Description of the task: Copy each line of the data beneath in which the word "Ctrl" appears.

Collected data:
==*==
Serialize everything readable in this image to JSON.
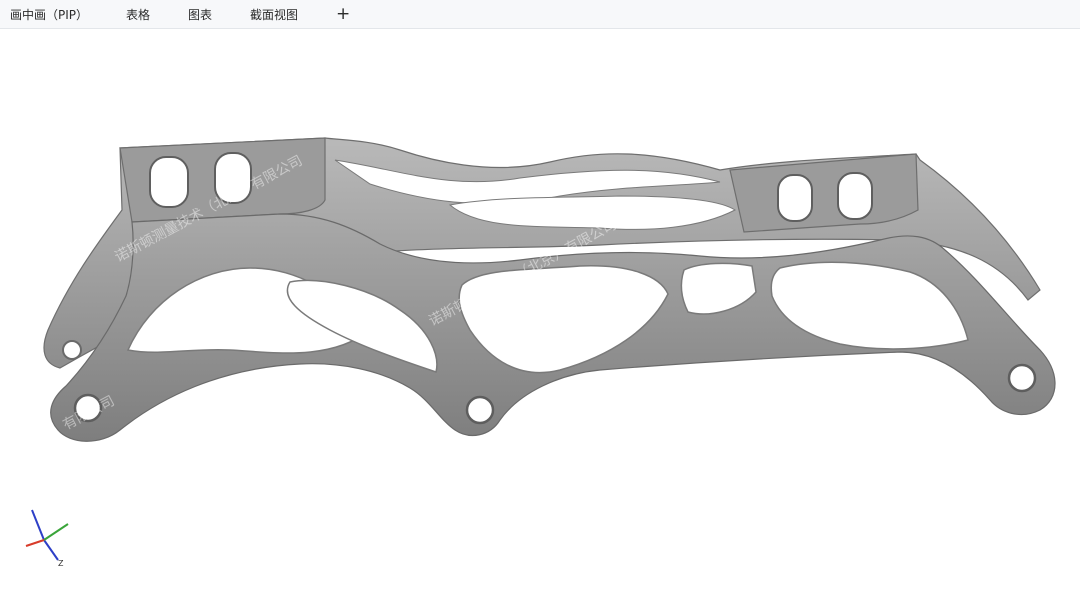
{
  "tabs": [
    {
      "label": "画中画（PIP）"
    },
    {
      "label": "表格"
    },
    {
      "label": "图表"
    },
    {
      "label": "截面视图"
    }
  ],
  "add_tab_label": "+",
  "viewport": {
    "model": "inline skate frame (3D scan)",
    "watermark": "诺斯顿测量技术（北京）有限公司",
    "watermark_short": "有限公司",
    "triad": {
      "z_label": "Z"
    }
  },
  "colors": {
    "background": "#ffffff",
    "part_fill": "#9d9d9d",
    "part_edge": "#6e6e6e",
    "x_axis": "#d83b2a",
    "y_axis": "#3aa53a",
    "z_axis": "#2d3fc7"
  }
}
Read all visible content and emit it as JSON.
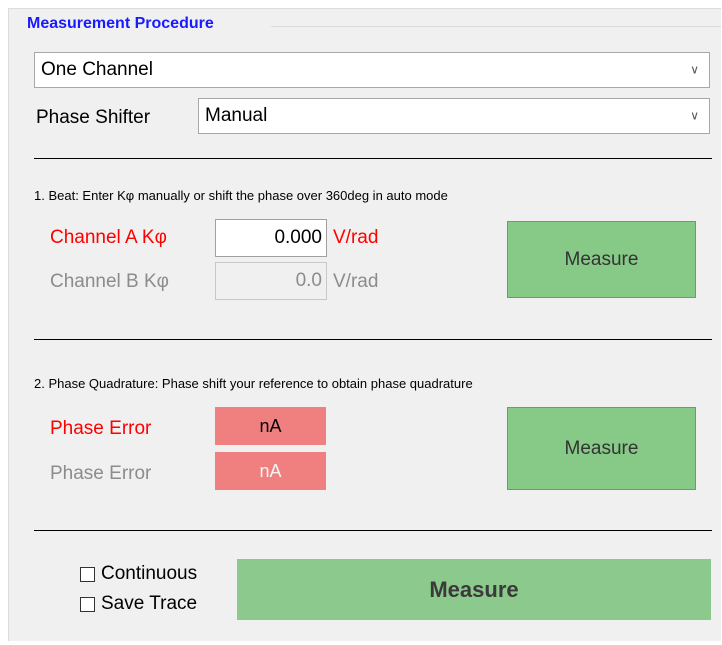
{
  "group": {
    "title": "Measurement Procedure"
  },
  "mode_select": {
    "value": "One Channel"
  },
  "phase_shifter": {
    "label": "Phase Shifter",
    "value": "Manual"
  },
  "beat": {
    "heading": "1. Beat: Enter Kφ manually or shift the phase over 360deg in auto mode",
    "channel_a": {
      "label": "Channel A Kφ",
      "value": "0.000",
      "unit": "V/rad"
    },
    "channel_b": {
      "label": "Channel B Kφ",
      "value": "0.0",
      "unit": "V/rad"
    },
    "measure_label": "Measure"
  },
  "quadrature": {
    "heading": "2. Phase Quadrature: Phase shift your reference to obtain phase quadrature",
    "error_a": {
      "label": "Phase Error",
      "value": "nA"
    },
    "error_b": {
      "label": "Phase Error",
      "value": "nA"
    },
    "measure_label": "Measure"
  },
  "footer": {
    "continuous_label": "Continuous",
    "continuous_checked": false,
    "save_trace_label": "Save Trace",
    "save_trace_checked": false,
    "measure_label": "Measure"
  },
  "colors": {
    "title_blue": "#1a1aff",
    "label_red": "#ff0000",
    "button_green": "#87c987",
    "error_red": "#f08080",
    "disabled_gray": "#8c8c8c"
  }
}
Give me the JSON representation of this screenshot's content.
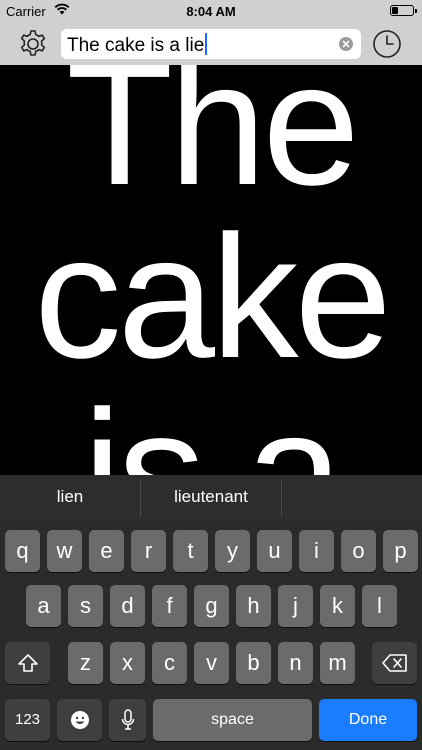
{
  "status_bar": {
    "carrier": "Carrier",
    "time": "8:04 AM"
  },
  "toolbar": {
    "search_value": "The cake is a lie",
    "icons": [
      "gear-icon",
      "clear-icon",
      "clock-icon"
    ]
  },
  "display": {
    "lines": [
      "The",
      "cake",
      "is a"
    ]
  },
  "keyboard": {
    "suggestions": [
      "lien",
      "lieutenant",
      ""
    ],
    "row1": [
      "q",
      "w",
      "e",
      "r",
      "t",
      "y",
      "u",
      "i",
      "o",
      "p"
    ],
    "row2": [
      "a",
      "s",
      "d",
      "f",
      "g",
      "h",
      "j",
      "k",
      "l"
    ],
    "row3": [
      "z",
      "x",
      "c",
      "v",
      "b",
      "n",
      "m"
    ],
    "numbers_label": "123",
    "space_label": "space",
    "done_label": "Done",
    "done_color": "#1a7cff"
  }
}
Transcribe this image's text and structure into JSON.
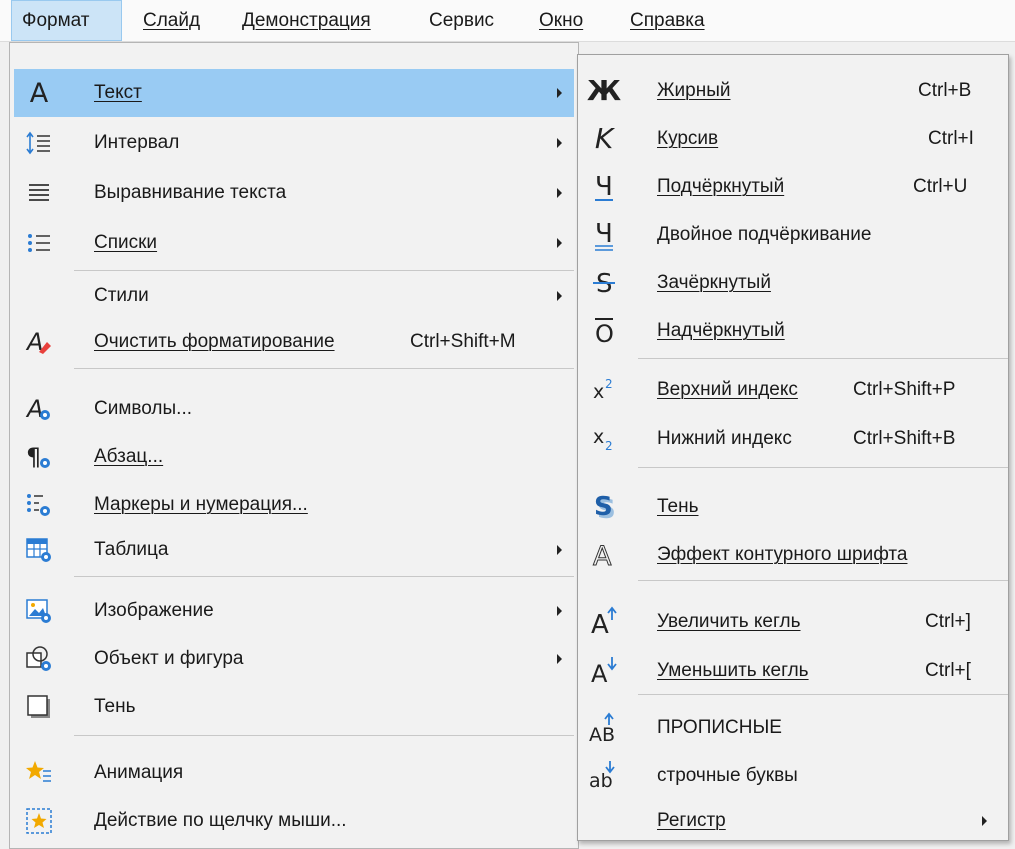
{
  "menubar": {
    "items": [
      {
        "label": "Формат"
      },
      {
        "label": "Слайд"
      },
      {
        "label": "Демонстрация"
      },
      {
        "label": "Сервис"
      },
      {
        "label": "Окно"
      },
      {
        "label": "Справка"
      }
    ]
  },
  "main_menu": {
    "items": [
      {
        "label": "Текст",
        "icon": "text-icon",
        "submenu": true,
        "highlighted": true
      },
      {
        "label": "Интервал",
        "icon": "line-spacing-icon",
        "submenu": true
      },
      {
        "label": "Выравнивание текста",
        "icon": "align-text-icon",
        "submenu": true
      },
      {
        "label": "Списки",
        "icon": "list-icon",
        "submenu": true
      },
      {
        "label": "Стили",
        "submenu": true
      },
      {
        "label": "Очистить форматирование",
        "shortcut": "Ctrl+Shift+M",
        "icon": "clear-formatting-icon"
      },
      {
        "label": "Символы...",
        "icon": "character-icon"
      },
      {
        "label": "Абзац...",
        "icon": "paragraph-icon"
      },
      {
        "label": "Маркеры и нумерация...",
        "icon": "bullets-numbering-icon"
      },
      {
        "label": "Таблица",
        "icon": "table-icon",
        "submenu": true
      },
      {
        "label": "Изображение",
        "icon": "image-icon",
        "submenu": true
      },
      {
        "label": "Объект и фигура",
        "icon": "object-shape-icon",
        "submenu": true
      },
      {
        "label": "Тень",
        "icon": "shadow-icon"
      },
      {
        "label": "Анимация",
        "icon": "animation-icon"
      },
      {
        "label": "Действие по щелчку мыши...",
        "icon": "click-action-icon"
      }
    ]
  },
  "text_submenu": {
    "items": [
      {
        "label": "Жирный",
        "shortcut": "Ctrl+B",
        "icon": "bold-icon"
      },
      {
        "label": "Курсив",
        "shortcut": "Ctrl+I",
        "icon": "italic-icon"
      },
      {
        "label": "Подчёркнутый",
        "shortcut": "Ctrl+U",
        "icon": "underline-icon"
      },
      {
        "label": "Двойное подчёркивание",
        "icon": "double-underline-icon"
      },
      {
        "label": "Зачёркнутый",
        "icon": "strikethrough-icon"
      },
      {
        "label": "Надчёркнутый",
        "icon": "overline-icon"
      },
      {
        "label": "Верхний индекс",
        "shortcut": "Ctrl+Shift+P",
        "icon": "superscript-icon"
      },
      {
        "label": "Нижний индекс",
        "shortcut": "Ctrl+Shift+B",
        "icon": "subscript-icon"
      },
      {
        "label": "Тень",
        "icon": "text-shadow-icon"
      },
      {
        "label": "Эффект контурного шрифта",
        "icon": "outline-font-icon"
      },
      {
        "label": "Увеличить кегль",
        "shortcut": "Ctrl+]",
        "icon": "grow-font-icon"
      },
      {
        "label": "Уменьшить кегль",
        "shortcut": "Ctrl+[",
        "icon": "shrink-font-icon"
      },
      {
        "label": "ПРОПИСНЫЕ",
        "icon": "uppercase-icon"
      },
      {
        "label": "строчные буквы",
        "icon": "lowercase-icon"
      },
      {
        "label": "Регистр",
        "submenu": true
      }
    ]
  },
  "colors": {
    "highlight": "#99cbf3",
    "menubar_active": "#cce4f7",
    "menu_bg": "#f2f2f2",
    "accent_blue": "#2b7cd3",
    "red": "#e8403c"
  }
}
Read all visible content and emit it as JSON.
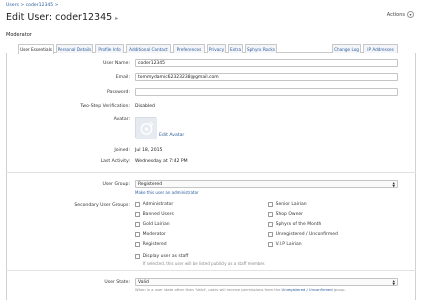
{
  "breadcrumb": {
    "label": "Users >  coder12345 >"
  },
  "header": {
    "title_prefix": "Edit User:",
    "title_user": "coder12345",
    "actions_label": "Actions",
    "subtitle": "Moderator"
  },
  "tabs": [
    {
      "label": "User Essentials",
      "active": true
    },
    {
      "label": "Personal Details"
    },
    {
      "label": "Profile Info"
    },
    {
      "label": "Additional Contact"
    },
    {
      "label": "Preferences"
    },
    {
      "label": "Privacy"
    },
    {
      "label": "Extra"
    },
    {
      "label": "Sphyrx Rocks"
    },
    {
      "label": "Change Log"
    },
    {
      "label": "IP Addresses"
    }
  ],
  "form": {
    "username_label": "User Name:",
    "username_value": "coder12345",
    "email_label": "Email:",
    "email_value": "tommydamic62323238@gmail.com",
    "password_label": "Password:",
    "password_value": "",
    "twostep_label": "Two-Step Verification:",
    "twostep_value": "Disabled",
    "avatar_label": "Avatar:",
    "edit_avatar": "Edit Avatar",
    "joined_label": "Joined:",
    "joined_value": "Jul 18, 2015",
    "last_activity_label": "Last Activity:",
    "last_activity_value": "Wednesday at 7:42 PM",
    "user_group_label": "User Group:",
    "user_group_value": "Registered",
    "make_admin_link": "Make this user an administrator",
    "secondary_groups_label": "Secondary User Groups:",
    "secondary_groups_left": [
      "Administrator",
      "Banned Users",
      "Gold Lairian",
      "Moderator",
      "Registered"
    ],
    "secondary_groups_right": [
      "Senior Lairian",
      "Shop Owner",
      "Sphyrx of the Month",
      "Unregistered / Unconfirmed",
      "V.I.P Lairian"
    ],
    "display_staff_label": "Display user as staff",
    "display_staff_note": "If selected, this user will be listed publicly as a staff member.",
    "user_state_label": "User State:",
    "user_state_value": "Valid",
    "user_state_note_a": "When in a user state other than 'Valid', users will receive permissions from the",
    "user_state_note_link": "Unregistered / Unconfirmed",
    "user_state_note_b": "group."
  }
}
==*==
Solution for this exercise:
        "shortcut": "Ctrl+Shift+M",
        "shortcut": "Ctrl+B",
        "shortcut": "Ctrl+I",
        "shortcut": "Ctrl+U",
        "shortcut": "Ctrl+Shift+P",
        "shortcut": "Ctrl+Shift+B",
        "shortcut": "Ctrl+]",
        "shortcut": "Ctrl+[",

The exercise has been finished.